(Interface dataset entries)
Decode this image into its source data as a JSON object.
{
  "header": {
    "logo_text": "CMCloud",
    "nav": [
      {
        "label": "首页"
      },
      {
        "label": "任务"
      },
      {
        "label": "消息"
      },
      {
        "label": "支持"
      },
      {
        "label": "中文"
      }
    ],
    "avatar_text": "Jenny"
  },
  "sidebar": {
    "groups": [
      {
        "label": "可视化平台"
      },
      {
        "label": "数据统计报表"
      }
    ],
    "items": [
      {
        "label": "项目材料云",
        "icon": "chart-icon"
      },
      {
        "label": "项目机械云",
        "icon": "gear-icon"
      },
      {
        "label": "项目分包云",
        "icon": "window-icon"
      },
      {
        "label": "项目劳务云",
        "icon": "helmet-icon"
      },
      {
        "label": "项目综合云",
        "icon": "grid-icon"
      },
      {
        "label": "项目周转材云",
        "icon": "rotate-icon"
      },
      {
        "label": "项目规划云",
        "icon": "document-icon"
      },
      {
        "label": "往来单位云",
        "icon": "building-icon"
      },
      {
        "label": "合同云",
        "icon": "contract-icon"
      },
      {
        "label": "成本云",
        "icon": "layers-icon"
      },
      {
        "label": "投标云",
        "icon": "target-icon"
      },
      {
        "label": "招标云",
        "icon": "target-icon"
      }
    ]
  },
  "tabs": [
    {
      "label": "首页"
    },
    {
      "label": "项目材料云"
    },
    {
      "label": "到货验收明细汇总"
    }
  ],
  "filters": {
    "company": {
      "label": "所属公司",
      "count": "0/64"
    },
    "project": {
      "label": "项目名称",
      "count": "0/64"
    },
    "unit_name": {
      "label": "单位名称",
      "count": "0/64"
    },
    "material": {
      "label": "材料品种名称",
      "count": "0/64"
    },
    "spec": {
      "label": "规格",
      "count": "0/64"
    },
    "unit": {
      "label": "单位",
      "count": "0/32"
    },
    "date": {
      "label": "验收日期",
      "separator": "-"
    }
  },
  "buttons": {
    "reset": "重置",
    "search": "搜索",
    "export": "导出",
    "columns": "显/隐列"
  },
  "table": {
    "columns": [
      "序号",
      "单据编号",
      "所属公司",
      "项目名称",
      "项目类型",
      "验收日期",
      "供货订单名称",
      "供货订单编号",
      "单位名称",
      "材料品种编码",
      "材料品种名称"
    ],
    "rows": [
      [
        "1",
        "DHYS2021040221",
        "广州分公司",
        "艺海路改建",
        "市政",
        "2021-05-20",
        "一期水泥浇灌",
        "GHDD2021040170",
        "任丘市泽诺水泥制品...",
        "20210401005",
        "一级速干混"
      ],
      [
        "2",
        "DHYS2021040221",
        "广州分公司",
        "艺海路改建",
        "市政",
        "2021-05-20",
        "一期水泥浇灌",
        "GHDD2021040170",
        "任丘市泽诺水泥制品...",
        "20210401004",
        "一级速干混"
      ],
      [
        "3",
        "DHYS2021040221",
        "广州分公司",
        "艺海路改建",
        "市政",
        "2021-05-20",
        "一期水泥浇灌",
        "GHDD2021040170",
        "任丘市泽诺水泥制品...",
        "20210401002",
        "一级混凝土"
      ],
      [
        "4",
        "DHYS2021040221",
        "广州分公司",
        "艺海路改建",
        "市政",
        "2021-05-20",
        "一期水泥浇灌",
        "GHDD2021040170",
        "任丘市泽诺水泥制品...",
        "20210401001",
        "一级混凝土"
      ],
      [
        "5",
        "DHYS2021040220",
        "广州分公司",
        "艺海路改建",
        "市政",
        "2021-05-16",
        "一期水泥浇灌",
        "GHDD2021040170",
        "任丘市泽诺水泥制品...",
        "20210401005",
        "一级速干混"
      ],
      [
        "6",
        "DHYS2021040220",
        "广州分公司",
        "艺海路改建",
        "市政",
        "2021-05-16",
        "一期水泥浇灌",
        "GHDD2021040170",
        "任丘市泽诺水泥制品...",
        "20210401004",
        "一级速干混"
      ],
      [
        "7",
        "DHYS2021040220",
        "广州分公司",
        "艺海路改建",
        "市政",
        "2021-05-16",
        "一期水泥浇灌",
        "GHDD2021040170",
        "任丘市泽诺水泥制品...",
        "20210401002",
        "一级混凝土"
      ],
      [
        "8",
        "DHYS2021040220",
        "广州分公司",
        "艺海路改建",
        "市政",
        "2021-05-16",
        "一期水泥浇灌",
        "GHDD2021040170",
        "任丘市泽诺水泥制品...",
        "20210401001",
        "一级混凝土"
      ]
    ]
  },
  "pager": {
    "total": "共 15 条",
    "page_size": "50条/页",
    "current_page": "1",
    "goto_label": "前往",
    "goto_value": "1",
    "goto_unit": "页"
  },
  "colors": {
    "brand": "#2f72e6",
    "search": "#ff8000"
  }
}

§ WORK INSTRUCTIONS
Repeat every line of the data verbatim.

§ SOLUTION FOR THIS EXERCISE
Decode this image into its source data as a JSON object.
{
  "header": {
    "logo_text": "CMCloud",
    "nav": [
      {
        "label": "首页"
      },
      {
        "label": "任务"
      },
      {
        "label": "消息"
      },
      {
        "label": "支持"
      },
      {
        "label": "中文"
      }
    ],
    "avatar_text": "Jenny"
  },
  "sidebar": {
    "groups": [
      {
        "label": "可视化平台"
      },
      {
        "label": "数据统计报表"
      }
    ],
    "items": [
      {
        "label": "项目材料云",
        "icon": "chart-icon"
      },
      {
        "label": "项目机械云",
        "icon": "gear-icon"
      },
      {
        "label": "项目分包云",
        "icon": "window-icon"
      },
      {
        "label": "项目劳务云",
        "icon": "helmet-icon"
      },
      {
        "label": "项目综合云",
        "icon": "grid-icon"
      },
      {
        "label": "项目周转材云",
        "icon": "rotate-icon"
      },
      {
        "label": "项目规划云",
        "icon": "document-icon"
      },
      {
        "label": "往来单位云",
        "icon": "building-icon"
      },
      {
        "label": "合同云",
        "icon": "contract-icon"
      },
      {
        "label": "成本云",
        "icon": "layers-icon"
      },
      {
        "label": "投标云",
        "icon": "target-icon"
      },
      {
        "label": "招标云",
        "icon": "target-icon"
      }
    ]
  },
  "tabs": [
    {
      "label": "首页"
    },
    {
      "label": "项目材料云"
    },
    {
      "label": "到货验收明细汇总"
    }
  ],
  "filters": {
    "company": {
      "label": "所属公司",
      "count": "0/64"
    },
    "project": {
      "label": "项目名称",
      "count": "0/64"
    },
    "unit_name": {
      "label": "单位名称",
      "count": "0/64"
    },
    "material": {
      "label": "材料品种名称",
      "count": "0/64"
    },
    "spec": {
      "label": "规格",
      "count": "0/64"
    },
    "unit": {
      "label": "单位",
      "count": "0/32"
    },
    "date": {
      "label": "验收日期",
      "separator": "-"
    }
  },
  "buttons": {
    "reset": "重置",
    "search": "搜索",
    "export": "导出",
    "columns": "显/隐列"
  },
  "table": {
    "columns": [
      "序号",
      "单据编号",
      "所属公司",
      "项目名称",
      "项目类型",
      "验收日期",
      "供货订单名称",
      "供货订单编号",
      "单位名称",
      "材料品种编码",
      "材料品种名称"
    ],
    "rows": [
      [
        "1",
        "DHYS2021040221",
        "广州分公司",
        "艺海路改建",
        "市政",
        "2021-05-20",
        "一期水泥浇灌",
        "GHDD2021040170",
        "任丘市泽诺水泥制品...",
        "20210401005",
        "一级速干混"
      ],
      [
        "2",
        "DHYS2021040221",
        "广州分公司",
        "艺海路改建",
        "市政",
        "2021-05-20",
        "一期水泥浇灌",
        "GHDD2021040170",
        "任丘市泽诺水泥制品...",
        "20210401004",
        "一级速干混"
      ],
      [
        "3",
        "DHYS2021040221",
        "广州分公司",
        "艺海路改建",
        "市政",
        "2021-05-20",
        "一期水泥浇灌",
        "GHDD2021040170",
        "任丘市泽诺水泥制品...",
        "20210401002",
        "一级混凝土"
      ],
      [
        "4",
        "DHYS2021040221",
        "广州分公司",
        "艺海路改建",
        "市政",
        "2021-05-20",
        "一期水泥浇灌",
        "GHDD2021040170",
        "任丘市泽诺水泥制品...",
        "20210401001",
        "一级混凝土"
      ],
      [
        "5",
        "DHYS2021040220",
        "广州分公司",
        "艺海路改建",
        "市政",
        "2021-05-16",
        "一期水泥浇灌",
        "GHDD2021040170",
        "任丘市泽诺水泥制品...",
        "20210401005",
        "一级速干混"
      ],
      [
        "6",
        "DHYS2021040220",
        "广州分公司",
        "艺海路改建",
        "市政",
        "2021-05-16",
        "一期水泥浇灌",
        "GHDD2021040170",
        "任丘市泽诺水泥制品...",
        "20210401004",
        "一级速干混"
      ],
      [
        "7",
        "DHYS2021040220",
        "广州分公司",
        "艺海路改建",
        "市政",
        "2021-05-16",
        "一期水泥浇灌",
        "GHDD2021040170",
        "任丘市泽诺水泥制品...",
        "20210401002",
        "一级混凝土"
      ],
      [
        "8",
        "DHYS2021040220",
        "广州分公司",
        "艺海路改建",
        "市政",
        "2021-05-16",
        "一期水泥浇灌",
        "GHDD2021040170",
        "任丘市泽诺水泥制品...",
        "20210401001",
        "一级混凝土"
      ]
    ]
  },
  "pager": {
    "total": "共 15 条",
    "page_size": "50条/页",
    "current_page": "1",
    "goto_label": "前往",
    "goto_value": "1",
    "goto_unit": "页"
  },
  "colors": {
    "brand": "#2f72e6",
    "search": "#ff8000"
  }
}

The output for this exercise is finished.